Could you be too good of a parent?
It’s not a strange question. A fascinating cover piece in The Atlantic suggests that perfect parenting is prompting young adults to seek therapy. I wrote a post about this for my college blog over at CBS MoneyWatch. Here’s an excerpt from that post:
According to The Atlantic article, perfect parenting is driving young adults into therapy. Curiously, these twenty and thirtysomethings aren’t complaining to their therapists about their parents. Rather they are gushing that their parents are wonderful. Some say that their moms and dads are their best friends.
The parents of these young adults typically gave their children the freedom to find themselves and encouraged them to pursue whatever would make them feel happy in life. Sound familiar?
What’s Wrong? Children Who Adore Their Parents
It’s no wonder that these grown children adore their parents, but nonetheless they complain of feeling adrift and unfulfilled even if they lead amazing lives. Lori Gottlieb, a therapist and the author of the magazine piece, who has counseled many of these adults, concluded that their parents could be guilty of being too good.

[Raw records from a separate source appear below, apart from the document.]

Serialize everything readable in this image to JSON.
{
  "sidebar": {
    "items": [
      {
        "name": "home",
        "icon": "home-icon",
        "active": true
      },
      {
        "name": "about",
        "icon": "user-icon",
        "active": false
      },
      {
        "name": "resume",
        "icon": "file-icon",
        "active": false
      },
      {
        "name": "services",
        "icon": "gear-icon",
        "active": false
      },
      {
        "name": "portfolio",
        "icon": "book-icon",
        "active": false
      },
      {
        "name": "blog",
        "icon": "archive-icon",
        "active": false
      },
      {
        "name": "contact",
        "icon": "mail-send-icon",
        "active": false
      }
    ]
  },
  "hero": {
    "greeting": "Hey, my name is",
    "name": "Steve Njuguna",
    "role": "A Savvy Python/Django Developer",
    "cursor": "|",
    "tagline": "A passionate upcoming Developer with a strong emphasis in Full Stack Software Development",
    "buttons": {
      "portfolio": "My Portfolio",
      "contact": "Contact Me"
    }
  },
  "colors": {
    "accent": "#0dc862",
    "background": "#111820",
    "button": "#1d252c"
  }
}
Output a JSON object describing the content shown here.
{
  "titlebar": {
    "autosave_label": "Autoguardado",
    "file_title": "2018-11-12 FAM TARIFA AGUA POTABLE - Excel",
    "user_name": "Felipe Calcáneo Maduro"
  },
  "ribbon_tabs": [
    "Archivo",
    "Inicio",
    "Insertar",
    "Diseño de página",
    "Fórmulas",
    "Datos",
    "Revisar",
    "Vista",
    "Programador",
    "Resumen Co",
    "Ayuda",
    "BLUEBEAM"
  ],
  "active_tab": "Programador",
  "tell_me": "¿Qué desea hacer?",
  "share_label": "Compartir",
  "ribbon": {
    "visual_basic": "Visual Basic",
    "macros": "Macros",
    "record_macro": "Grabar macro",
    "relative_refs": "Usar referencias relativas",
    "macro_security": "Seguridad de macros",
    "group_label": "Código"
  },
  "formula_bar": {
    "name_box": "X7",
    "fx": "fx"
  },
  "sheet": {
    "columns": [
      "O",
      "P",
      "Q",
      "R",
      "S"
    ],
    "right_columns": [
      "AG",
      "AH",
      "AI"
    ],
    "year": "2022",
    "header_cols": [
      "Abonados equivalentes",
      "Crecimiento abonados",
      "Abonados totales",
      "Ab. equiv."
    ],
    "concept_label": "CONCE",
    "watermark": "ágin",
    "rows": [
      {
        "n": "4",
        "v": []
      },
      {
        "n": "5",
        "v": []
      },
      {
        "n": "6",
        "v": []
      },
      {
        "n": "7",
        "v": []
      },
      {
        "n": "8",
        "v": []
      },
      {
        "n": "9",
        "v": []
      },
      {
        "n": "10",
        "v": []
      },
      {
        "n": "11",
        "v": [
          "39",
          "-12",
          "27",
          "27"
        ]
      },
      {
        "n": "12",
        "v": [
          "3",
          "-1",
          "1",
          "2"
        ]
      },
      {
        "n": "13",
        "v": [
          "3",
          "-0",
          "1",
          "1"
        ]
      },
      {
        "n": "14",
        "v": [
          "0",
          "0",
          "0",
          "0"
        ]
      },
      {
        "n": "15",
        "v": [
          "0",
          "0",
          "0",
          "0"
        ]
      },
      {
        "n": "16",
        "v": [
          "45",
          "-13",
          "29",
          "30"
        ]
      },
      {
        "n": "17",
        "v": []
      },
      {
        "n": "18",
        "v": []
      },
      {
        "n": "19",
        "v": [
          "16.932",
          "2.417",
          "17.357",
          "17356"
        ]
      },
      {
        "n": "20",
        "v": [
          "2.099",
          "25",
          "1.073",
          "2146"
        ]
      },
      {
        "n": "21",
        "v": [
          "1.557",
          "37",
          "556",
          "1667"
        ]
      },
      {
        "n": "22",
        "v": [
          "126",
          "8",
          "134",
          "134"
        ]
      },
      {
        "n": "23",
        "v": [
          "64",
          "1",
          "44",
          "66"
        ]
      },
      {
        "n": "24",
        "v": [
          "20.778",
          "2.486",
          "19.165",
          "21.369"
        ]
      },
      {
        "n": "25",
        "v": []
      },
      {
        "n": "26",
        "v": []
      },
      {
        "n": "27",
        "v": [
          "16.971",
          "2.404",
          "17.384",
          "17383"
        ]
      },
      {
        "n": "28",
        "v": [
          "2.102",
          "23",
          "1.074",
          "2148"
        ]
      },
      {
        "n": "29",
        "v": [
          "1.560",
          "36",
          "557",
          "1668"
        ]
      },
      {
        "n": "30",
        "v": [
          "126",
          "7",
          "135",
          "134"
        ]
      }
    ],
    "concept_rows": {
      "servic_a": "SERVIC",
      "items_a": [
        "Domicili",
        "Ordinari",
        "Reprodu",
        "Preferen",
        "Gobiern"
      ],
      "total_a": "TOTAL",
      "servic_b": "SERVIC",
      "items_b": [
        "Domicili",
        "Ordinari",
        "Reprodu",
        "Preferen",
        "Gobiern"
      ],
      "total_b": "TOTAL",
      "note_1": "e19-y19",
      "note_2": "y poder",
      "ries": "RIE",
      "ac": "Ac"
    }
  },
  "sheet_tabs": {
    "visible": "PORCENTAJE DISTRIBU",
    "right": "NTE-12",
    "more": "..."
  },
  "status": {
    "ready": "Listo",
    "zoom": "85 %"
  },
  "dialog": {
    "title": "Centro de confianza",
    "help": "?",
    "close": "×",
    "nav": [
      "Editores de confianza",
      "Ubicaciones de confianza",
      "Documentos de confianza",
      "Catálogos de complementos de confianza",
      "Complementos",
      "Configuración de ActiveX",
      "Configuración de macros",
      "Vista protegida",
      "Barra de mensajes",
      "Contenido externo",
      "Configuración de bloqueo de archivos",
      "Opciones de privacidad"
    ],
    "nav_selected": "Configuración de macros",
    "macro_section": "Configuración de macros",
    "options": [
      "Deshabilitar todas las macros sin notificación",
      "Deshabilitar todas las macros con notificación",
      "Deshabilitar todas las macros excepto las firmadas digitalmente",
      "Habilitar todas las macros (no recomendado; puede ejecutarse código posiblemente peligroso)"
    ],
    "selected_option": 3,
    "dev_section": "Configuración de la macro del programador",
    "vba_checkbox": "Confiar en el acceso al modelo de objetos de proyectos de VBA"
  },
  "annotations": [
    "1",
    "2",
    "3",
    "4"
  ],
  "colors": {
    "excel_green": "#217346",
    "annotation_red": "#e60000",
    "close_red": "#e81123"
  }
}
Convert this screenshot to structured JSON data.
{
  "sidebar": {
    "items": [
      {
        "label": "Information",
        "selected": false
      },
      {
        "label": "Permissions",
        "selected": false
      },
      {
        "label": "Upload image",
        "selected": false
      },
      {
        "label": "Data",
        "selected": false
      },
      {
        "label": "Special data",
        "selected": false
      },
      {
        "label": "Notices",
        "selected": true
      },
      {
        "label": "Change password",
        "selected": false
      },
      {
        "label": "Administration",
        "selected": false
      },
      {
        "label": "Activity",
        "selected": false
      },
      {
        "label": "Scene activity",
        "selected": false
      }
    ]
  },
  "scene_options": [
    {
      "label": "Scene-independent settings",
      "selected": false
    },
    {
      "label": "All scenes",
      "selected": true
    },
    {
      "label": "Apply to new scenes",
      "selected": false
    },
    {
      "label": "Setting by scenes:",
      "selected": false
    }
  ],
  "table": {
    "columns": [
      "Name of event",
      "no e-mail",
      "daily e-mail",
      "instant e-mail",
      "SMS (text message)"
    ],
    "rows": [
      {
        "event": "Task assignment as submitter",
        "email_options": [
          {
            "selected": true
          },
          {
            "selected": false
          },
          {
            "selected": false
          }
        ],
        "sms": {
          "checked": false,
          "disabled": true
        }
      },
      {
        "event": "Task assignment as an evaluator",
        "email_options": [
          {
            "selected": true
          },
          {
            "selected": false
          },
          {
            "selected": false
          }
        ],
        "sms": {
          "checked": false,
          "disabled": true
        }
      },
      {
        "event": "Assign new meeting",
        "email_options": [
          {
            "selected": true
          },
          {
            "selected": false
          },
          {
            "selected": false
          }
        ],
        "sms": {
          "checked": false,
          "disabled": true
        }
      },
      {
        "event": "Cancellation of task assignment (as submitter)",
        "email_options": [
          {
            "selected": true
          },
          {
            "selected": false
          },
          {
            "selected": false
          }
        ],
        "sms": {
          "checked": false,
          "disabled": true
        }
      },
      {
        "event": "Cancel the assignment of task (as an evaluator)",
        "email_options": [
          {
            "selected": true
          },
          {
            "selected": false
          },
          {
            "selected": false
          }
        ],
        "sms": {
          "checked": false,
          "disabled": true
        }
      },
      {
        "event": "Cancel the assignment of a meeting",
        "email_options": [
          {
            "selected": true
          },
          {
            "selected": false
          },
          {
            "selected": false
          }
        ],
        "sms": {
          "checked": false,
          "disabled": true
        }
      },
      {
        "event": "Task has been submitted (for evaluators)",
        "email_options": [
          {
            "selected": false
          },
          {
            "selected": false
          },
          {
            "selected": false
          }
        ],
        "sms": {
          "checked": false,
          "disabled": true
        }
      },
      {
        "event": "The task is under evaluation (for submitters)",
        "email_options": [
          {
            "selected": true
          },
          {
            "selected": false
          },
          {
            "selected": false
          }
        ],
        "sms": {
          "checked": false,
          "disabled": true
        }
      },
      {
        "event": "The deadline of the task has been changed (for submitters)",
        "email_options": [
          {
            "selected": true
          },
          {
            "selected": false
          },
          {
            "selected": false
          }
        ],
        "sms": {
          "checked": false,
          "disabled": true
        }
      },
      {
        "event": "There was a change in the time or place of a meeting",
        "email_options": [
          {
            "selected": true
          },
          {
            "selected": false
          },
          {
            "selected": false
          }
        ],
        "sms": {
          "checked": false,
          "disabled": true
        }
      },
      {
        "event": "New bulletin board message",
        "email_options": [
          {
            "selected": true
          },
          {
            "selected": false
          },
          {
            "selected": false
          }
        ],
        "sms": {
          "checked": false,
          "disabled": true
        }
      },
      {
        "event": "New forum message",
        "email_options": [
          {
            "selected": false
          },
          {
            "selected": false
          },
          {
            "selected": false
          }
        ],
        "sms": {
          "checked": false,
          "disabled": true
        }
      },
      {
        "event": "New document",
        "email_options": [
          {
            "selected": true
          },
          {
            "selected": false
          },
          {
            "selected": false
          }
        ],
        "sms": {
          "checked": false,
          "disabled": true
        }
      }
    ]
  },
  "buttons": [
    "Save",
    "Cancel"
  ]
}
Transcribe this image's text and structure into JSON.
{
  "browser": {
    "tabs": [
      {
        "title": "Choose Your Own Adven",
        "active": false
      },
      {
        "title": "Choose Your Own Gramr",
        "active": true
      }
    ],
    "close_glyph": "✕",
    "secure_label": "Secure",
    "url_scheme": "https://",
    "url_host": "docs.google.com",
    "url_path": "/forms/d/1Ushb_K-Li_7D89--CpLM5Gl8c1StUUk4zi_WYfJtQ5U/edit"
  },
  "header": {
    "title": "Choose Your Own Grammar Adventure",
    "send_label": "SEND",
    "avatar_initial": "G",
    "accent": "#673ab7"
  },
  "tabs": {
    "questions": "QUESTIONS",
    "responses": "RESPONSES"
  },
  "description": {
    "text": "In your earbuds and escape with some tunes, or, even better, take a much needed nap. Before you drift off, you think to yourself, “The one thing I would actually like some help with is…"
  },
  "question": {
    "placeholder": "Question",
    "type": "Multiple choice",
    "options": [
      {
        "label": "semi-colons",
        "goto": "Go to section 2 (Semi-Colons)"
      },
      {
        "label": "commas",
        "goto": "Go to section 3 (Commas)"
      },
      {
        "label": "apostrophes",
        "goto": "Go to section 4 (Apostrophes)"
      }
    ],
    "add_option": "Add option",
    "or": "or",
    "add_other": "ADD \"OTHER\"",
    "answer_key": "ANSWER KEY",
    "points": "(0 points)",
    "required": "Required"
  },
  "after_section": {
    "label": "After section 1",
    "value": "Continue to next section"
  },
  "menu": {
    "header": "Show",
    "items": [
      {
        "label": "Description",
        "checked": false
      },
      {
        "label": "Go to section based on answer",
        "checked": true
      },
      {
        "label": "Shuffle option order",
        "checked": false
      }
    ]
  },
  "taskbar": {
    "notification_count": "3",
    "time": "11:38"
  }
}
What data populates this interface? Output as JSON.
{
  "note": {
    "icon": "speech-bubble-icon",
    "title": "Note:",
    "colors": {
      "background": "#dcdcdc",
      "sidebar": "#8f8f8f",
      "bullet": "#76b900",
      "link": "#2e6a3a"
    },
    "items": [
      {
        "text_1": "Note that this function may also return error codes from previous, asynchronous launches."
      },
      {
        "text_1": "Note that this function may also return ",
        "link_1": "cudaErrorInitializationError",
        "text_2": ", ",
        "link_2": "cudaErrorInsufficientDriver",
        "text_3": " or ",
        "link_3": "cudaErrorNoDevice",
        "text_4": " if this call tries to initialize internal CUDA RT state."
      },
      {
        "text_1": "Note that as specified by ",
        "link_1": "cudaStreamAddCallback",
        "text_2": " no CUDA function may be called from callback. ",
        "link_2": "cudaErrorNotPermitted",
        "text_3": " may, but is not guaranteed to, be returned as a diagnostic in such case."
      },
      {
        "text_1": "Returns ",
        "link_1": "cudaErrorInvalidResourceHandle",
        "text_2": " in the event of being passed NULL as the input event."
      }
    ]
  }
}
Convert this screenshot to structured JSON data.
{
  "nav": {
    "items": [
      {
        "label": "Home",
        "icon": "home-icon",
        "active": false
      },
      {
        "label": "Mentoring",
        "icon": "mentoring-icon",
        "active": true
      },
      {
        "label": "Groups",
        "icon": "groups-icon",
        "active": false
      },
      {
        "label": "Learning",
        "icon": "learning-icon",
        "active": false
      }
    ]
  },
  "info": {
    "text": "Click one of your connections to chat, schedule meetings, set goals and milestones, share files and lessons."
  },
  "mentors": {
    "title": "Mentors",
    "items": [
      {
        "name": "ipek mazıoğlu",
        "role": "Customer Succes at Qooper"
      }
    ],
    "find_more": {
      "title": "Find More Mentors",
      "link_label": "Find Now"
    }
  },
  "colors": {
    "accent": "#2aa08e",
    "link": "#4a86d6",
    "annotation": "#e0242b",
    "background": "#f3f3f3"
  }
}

Children who experience an amazing childhood aren’t necessarily ready for the hard knocks of real life when they leave the nest. Parents, and I’m as guilty as anybody, have raised their kids during a time when everyone gets high-fives and praise for non-accomplishments. It’s no wonder that surveys show that American college students are off the charts in self confidence.
Here’s where you can read the rest of the post: